Training and Education
- The primary purpose of Athenian education was to produce thinkers, people well-trained in arts and sciences, people prepared for peace or war.
- They were usually tutored at home until the age of 6 or 7 and then they were sent to neighborhood schools for primary education until they were 14 years of age.
- In primary school, younger boys were often taught how to play balls and the older boys were taught more military-type activities such as running, boxing, and wrestling
Rise to power
- Began its rise to power among Greek City-States during the second invasion of Greece by the Persian army in 480 B.C
- were part of a Greek alliance that included Sparta and all the other city-states against Persia.
- The Athenians led a fleet of allied Greek ships at the Battle of Salamis, where they scored a massive naval victory over the much larger Persian fleet.
- After the Persians had been defeated and the Spartans had gone home, Athens and the other Greek city-states formed a new alliance at the Island of Delos in 477 BC

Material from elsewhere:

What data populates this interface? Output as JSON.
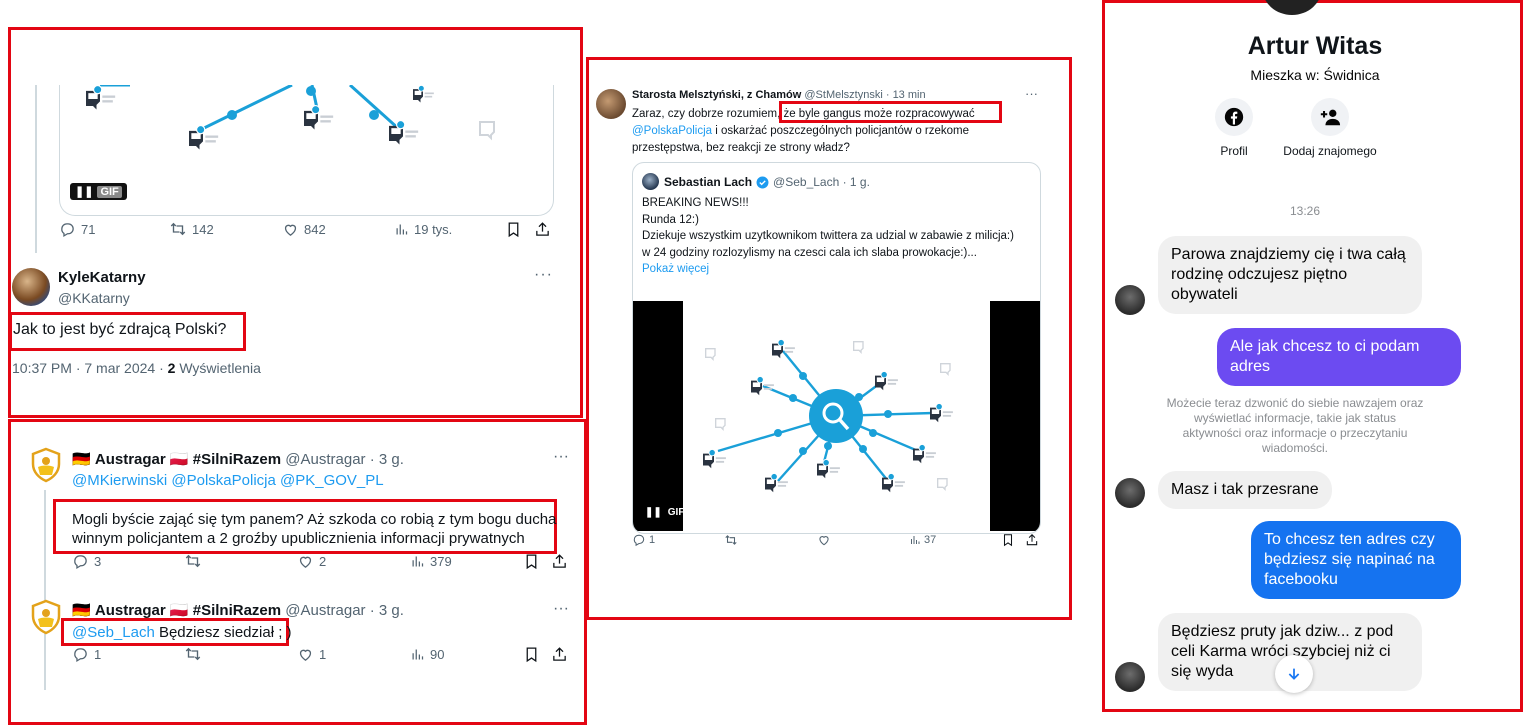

- Athens began to dominate the Delian league and took advantage of its allies' desire to stop sending ships and men. As a result, the members of the Delian league contributed money to the league rather than ships. (This benefitted the Athenians greatly because it meant that they were increasing their military presence within the league)
- In doing so, they were able to use the money contributed by League members to expand their own military and economy
- The Athenian army was no match for the size and effectiveness of the Spartan army they made up for it on sea with an innovation that completely changed the face of naval warfare.
- The Athenian trireme was a superfast galley that was different from anything else at that time. At the time, naval warfare had primarily consisted of attempting to either board an enemy's ship, or set it on fire.
- The trireme's special shape and construction allowed it to do things that other ships at the time could not do.
- It's keel ran the length of the ship, as in most ships, but it also stuck out three meters in front, and was armored with bronze plates. This projection was the battering ram that became the ship's primary weapon.
- ramming opposing ships was not done because of the extraordinary speed it required. But the trireme was long and narrow, which aided its speed. What aided it even more were the three rows of oars on each side
- Using the oars, the trireme could reach a maximum speed of ten knots, or about 12 mph. This was more than fast enough to cause serious damage to any opposing ship.
- resentment of Athens by the other members of the Delian League began to grow, and Athens would frequently have to quell rebellions within the league.
- tensions between Athens and Sparta had finally escalated to the point of open war. As a result, the Athenians and their remaining Delian allies would battle the Spartans and the league.
- they attempted to defeat Sparta by conducting naval raids on Spartan positions and settlements, and then retreating behind their city walls before the Spartan infantry could mass a counterattack.
- This strategy proved successful for several years, as the Spartans, inexperienecd at siege warfare, would storm the city, the Athenians would hide inside their walls, and the Spartans would be left to raze the Athenian countryside.
- this strategy mght have been successful, had a plague that came into the Athenians inside their city, killing thousands. Athens later would face rebellion from more of her allies.
- the Athenians would fight for ten more years before they were eventually defeated by the Spartans. Later, Athens would regain control of their city and start to regain some of their old stregth, even beginning a second Athenian empire, but it soon crumbled in a series of rebellions and revolts.